In the midst of the biggest growing phases in downtown Oakland history, another tech giant is hopping on the bandwagon and making the move! Credit Karma opted to lease 5 floors with a rooftop deck at 1100 Broadway. Now with two offices, one in Oakland and one in SF, Credit Karma employees will be able to BART back and forth between two locations. New residential towers, offices, and hotels are also expected to pop up in the area within 6-12 months, proving that downtown Oakland's momentum is just getting started.
Is everyone else finding it impossible to read the internet or take part in a conversation without the coronavirus coming up? Well, this post will be no exception.
As someone who thoroughly enjoys the occasional night of self-quarantine (thank you DoorDash and Netflix), the coronavirus is the excuse I've been waiting for my whole life to stay at home wrapped in a blanket for hours on end without feeling guilty. But it turns out that buyers have other plans.
While everyone everywhere seems to be in panic mode—avoiding large crowds, eating out less, working from home more, washing their hands often (ok maybe it's not all bad?), and stocking up on toilet paper like it's the end of days, Bay Area buyers seem unphased and are still going to open houses in droves, determined as ever to make their next move. Maybe it's the ridiculously low interest rates, lack of inventory, rush of activity after holding off last year, ambitious 2020 goals, or all of the above, but buyers have a renewed sense of energy and are back in the market in full force.
Which means the bidding wars are making a comeback, as evidenced by these extreme examples:
This mid-century modern house in Montclair got 21 offers.
An Adams Point penthouse with a 500 sq ft roof terrace got 26 offers.
And one charming house in Fruitvale even got 42 offers. That's FORTY. TWO. OFFERS!

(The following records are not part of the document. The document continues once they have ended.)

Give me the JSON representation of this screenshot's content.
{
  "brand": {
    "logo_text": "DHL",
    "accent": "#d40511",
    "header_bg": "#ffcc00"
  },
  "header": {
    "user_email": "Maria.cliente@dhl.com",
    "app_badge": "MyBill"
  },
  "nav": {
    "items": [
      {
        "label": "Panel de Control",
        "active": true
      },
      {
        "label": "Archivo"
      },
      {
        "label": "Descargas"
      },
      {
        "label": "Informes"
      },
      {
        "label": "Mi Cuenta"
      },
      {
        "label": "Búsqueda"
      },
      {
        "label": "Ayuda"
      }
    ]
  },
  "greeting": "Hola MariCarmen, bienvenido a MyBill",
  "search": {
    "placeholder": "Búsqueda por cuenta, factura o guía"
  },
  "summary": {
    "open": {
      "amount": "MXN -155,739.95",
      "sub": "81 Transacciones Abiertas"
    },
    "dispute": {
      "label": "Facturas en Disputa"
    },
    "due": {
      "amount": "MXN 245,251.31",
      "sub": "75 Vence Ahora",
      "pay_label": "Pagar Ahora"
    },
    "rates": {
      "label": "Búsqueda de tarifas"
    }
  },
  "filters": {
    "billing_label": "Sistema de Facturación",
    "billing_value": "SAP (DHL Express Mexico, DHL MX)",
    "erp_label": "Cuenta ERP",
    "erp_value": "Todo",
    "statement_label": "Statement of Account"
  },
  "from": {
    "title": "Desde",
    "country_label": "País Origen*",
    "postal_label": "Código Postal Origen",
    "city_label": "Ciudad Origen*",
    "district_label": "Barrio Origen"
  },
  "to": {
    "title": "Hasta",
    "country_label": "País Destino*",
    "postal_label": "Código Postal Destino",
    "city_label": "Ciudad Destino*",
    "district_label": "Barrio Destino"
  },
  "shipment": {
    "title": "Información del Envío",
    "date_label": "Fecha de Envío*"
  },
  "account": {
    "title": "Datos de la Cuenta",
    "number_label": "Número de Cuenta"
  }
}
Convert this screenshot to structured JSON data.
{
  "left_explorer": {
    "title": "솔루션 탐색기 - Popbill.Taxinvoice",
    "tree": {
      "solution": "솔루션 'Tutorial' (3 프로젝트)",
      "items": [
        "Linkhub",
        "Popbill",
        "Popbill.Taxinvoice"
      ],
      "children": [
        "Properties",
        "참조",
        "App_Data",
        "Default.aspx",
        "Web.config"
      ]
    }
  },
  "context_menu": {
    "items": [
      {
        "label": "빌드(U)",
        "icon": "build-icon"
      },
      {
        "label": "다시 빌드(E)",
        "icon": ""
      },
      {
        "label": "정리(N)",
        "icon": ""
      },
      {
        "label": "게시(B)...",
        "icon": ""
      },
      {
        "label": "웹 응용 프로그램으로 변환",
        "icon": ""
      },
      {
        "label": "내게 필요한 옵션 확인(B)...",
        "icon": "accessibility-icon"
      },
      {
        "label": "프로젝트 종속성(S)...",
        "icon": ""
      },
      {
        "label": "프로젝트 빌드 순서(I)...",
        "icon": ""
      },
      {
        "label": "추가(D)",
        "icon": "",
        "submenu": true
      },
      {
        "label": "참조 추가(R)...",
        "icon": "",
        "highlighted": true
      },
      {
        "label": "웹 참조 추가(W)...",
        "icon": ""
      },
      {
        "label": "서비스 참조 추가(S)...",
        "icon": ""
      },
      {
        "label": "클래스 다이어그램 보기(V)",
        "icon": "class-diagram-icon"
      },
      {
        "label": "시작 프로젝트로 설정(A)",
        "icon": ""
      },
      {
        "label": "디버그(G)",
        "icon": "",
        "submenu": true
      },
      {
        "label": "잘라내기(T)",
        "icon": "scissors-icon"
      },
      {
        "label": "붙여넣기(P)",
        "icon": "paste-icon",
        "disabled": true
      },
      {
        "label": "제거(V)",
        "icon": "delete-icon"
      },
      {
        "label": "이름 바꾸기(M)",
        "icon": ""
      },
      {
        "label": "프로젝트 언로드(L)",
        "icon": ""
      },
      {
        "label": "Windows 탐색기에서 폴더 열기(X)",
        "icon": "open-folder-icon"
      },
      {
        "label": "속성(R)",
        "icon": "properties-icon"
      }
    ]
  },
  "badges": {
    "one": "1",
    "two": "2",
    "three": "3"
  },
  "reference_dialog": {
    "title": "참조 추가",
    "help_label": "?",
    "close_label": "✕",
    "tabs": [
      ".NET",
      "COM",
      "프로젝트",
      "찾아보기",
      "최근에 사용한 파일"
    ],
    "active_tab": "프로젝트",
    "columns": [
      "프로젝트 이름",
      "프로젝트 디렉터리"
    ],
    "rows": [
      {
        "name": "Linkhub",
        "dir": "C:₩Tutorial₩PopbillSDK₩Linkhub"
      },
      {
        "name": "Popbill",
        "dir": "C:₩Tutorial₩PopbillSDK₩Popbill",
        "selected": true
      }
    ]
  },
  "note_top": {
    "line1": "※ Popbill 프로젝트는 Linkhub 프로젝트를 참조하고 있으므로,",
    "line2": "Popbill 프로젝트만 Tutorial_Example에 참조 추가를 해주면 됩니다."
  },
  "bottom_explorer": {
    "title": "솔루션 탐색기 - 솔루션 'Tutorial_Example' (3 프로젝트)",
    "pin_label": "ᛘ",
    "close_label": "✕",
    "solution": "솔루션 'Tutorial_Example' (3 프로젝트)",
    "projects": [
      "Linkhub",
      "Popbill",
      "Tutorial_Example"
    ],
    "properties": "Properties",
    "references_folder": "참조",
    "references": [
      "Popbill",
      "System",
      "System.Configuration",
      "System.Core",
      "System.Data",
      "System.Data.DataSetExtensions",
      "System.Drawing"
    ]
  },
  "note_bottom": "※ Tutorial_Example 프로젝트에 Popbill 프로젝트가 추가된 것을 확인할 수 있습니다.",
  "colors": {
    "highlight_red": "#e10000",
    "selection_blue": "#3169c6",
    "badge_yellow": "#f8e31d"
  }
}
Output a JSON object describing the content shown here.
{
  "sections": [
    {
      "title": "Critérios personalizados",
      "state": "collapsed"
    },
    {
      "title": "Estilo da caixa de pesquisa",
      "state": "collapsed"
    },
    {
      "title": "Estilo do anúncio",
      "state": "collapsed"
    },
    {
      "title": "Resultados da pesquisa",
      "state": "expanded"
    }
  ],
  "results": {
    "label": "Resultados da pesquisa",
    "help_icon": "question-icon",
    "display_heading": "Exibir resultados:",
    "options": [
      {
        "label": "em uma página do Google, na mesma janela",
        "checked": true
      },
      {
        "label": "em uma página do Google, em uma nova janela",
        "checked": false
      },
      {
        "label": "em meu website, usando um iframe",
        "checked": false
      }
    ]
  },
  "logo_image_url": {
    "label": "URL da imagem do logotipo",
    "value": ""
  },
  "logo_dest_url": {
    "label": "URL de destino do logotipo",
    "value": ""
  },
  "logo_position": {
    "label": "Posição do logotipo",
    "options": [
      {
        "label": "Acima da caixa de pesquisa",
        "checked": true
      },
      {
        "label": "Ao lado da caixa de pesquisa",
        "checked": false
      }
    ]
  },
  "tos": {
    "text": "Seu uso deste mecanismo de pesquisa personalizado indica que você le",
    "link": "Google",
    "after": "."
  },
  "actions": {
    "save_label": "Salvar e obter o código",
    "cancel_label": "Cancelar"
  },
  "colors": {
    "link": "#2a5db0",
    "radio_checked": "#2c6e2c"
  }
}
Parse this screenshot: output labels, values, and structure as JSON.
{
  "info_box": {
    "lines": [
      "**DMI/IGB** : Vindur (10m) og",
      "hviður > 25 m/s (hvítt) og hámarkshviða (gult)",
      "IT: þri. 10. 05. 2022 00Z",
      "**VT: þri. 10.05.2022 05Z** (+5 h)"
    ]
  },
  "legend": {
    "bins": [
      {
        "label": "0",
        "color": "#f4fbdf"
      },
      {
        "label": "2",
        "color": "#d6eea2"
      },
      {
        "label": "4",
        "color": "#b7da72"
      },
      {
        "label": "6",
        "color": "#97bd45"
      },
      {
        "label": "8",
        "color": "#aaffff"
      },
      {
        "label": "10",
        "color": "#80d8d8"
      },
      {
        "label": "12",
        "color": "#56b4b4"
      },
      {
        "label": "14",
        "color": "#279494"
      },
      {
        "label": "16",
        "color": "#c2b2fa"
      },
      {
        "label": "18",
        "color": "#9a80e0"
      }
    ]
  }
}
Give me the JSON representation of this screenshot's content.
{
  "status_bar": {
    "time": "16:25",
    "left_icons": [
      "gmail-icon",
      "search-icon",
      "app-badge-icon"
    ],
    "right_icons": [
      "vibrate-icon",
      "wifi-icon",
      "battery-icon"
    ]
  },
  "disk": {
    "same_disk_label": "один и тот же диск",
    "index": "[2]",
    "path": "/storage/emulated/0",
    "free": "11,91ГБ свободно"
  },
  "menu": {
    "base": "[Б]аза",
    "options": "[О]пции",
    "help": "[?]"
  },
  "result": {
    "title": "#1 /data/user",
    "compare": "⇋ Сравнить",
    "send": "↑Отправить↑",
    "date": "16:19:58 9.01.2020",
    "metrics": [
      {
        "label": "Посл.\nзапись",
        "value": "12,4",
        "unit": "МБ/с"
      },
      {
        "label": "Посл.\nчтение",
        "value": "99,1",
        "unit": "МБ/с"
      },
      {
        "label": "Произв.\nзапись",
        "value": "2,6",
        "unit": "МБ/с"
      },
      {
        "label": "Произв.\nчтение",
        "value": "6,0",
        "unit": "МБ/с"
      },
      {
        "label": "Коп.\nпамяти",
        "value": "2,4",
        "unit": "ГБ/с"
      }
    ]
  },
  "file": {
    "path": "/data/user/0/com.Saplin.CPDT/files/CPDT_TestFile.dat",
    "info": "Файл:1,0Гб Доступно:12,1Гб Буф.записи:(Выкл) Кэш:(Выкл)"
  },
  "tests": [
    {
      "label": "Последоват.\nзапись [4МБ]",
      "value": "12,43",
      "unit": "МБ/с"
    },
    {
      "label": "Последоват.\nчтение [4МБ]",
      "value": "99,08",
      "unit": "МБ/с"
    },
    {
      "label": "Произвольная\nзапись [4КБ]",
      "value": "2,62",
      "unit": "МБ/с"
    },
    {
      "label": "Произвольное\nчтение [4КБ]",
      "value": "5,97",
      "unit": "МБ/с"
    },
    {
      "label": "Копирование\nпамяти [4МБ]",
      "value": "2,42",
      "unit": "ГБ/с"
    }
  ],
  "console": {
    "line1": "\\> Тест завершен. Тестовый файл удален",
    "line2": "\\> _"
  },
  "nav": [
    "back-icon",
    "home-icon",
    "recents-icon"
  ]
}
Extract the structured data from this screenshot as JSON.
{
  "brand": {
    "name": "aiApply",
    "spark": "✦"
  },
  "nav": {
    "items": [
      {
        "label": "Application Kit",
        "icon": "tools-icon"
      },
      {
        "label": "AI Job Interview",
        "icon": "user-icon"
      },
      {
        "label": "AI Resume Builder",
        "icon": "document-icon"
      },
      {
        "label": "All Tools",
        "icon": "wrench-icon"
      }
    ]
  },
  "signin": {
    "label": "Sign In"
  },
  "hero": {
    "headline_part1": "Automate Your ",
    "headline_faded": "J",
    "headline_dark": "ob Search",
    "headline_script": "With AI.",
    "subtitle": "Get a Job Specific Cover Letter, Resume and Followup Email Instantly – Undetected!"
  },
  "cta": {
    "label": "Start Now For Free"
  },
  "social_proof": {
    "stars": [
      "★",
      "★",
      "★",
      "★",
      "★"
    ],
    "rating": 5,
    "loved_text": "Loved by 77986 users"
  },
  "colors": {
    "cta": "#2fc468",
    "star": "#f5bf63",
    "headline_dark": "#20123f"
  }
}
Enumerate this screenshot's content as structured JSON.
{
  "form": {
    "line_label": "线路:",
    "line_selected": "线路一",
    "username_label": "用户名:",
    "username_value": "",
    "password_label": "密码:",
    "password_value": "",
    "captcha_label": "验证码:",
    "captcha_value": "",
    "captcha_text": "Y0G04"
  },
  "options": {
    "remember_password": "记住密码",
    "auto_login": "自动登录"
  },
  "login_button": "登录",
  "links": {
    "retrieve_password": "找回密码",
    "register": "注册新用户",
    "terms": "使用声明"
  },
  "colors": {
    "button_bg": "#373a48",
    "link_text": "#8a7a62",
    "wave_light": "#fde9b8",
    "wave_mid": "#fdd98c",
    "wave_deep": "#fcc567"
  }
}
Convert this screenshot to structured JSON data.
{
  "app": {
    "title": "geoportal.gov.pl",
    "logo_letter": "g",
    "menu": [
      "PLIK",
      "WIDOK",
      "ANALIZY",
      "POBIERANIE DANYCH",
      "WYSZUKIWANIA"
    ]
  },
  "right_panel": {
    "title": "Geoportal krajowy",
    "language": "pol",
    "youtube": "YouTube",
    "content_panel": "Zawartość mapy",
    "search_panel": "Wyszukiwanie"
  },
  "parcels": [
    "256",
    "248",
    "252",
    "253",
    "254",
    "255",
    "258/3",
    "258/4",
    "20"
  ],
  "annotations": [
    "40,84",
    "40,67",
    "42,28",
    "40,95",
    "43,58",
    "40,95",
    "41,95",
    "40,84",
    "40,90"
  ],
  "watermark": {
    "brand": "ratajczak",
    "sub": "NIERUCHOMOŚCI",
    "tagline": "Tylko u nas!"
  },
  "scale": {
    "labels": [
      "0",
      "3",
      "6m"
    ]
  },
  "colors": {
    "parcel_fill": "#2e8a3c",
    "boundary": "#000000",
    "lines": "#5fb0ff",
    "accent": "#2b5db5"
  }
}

It truly is (March) madness out there, at least for now. With the spring market approaching, virus fears spreading, interest rates falling, important elections coming, stock market rollercoaster-ing, stay tuned to see how everything plays out. TO BE CONTINUED...
In hopes of protecting the economy from this whole coronavirus fiasco, the Fed just slashed interest rates this week and they are now at a record low of 3.29%!
To put it into real-life terms, a $600k loan at today's 3.3% rate vs. last year's 4.5% rate saves you close to $412 a month for the next 30 years. That's like 537 additional rolls of toilet paper each month until you're retired! (Do the math here if you want to calculate your own financial situation and how much uninterrupted bathroom time you can afford.)
But here's the catch: we can’t predict how long this will last. If this whole virus outbreak craze levels off soon, rates would likely bounce back up. On the other hand, if the outbreak continues to spread, it could drive rates down even further. It’s all unpredictable at this point, so you may want to lock in a solid rate now for buying or refi, juuuuust in case they creep up again. Lmk if you need a lender!
As coronavirus outbreaks spread across the world, investors are turning to US real estate as the more seemingly stable and safe place to park their money. Roofstock, a company that sells single-family rental homes online, has seen traffic from Asia recently spike by 500%. Germany, Australia, and the UK also showed a surge in online traffic. Chinese investors noted that our healthcare system was one of the reasons they rated US housing so highly (if only they knew..), which could prove even more valuable in the post-pandemic environment. Crossing fingers we see the other side of this soon!
All things real estate.